In the wake of the Second World War, Cold War liberalism became hegemonic in the United States. The Truman, Johnson, and Kennedy administrations promised mild tinkering with the system at home and support for anticommunist right-wing dictatorships abroad. Liberals and reformists like the Socialist Party’s Norman Thomas in the United States formed an “anti-totalitarian” left in support of American imperialism against fascism and Stalinism.
The New Left of the 1960s discredited Cold War liberalism among intellectuals for a period. But, with the retreat of the movements and the disillusionment among New Leftists with Mao’s China, U.S. imperialism took the opportunity to regroup and rehabilitate its project. It found willing aides de camp among, of course, the neoconservatives and the anti-totalitarian left but also from ex-leftist intellectuals.
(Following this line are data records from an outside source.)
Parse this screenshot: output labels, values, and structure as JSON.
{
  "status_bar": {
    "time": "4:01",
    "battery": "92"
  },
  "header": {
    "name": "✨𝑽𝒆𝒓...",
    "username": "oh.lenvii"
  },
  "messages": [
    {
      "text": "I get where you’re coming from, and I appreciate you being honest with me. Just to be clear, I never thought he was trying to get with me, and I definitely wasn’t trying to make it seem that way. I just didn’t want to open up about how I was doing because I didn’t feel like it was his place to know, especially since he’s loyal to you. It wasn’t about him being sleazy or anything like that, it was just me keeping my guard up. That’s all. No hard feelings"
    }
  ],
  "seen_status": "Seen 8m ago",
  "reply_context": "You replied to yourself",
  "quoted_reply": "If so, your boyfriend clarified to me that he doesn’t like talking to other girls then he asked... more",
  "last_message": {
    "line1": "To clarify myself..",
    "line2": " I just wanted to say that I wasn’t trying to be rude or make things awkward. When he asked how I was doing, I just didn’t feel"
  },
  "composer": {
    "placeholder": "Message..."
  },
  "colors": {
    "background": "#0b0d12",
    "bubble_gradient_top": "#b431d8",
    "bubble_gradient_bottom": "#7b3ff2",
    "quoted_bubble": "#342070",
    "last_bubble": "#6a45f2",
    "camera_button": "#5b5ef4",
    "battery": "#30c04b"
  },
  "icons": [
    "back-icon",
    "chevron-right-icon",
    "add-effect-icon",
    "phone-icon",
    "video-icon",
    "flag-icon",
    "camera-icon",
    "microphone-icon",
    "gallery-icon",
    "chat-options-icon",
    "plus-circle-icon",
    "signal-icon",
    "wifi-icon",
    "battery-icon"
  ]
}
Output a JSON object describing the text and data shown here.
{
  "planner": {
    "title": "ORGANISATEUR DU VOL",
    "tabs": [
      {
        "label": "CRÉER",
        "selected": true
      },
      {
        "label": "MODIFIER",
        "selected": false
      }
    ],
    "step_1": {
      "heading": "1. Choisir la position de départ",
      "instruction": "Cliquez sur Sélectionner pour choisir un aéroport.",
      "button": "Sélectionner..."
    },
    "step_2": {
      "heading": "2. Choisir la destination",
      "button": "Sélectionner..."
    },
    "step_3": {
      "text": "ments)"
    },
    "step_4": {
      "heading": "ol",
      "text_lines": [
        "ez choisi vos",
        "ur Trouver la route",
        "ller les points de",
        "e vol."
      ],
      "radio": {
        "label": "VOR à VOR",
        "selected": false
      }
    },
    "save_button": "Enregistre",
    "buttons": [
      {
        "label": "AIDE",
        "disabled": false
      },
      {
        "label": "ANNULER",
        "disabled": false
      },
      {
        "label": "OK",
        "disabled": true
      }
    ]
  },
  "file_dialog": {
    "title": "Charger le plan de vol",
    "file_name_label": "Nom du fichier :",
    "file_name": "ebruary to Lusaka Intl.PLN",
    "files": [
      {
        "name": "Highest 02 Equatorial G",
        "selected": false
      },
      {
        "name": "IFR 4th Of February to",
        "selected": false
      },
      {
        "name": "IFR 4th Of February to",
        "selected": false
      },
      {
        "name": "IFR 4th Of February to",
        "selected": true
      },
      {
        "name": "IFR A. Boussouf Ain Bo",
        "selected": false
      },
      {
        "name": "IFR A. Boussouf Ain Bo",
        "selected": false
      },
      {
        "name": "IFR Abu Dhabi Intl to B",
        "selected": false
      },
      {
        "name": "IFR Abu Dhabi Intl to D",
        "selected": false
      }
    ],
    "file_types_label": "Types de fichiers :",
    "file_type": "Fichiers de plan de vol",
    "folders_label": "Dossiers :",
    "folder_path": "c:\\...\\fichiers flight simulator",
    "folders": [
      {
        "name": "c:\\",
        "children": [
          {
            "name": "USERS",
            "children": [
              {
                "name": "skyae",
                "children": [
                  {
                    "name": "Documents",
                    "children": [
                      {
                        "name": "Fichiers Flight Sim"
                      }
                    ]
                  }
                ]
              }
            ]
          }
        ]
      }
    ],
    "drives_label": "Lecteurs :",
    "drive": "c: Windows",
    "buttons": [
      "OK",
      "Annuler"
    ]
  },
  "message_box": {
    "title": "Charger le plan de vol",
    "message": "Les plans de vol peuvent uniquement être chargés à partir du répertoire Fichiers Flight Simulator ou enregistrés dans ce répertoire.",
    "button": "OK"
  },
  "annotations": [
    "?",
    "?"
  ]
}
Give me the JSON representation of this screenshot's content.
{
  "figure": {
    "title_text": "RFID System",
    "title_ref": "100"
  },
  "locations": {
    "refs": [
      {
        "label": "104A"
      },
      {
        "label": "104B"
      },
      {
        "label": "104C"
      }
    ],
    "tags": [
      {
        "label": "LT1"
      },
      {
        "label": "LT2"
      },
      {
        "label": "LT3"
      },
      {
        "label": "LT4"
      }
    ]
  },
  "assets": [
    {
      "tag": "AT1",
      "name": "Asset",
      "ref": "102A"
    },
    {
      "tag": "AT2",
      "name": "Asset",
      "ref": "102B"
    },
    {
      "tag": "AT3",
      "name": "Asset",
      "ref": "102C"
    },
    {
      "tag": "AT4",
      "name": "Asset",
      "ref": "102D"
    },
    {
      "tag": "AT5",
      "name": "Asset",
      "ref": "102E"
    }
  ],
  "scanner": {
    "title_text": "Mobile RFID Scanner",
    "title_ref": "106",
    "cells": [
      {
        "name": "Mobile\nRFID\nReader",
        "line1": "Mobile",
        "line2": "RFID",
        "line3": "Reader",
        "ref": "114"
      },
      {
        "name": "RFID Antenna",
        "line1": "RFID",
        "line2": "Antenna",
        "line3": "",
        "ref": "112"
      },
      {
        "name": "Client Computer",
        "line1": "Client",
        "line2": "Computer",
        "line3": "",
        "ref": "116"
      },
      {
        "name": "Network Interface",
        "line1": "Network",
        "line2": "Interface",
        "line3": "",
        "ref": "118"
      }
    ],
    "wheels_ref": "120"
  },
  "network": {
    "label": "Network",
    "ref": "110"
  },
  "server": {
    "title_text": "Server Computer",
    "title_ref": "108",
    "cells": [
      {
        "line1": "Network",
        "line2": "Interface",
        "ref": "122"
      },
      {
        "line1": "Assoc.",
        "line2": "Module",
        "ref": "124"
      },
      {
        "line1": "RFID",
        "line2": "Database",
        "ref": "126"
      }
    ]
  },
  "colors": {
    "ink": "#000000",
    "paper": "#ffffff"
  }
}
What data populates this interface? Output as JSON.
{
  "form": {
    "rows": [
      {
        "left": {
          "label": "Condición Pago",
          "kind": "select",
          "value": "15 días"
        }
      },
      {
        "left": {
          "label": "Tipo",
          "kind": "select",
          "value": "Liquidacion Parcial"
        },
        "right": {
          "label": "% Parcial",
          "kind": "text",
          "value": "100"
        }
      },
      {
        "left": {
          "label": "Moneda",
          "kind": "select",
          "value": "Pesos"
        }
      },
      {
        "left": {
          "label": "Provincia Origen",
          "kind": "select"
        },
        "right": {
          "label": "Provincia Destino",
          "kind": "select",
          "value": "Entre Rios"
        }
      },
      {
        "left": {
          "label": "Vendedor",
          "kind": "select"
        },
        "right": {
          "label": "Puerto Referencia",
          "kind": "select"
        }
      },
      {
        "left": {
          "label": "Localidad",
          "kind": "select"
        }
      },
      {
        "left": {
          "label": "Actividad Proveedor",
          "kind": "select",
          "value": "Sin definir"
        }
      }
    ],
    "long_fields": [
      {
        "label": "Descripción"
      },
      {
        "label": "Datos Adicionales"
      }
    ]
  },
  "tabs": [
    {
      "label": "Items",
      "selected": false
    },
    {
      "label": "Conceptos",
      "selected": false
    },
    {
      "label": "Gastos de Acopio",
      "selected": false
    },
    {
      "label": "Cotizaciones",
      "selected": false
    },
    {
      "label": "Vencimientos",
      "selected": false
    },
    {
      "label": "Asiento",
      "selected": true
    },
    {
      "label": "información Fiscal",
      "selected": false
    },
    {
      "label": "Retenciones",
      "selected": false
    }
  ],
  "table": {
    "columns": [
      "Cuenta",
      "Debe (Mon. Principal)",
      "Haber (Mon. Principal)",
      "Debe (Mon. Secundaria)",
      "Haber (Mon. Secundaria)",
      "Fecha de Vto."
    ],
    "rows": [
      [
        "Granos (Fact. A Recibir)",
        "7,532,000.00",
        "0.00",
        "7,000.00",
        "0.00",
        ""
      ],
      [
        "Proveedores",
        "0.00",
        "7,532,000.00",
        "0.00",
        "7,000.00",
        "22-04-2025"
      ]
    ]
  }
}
After the collapse of the Soviet Union, the rout was nearly complete. Ex-leftist intellectuals of all sorts backed interventions from the Gulf War to Yugoslavia and Kosovo, where they supported U.S. military assault to stop “another Hitler,” Slobodan Milosevic. In the wake of 9/11, these left apologists for empire went into high gear, denouncing “Islamofascism” in support of U.S. imperialism’s attacks on Afghanistan and Iraq.
The liberal and reformist intellectuals have played a vital role in justifying the new imperialism. As Seymour argues, “Liberals and socialists can claim without embarrassment to support the empire because of their profound internationalism, because of their egalitarian commitments, because they hate fascism, and because they favor gender inequality. A look at what they have helped to rationalize and humanize, and the means they have used to do so, suggests that the colonial habits of mind have not left us.”
Perhaps the most important point in the book is for anti-imperialists, as Seymour argued at the Left Forum, to take Marxism and Leninšs Bolsheviks seriously. The Marxist tradition always opposed empire, rooted it in capitalism, and defended the right of nationšs to self-determination. Most importantly it has argued the only way to abolish empire and win genuine human liberation is through international working class revolution. The Marxist tradition can thus help a new generation of activists explode the myth of humanitarianism intervention and build a new movement of international solidarity from below against imperialism and the capitalist system that sustains it.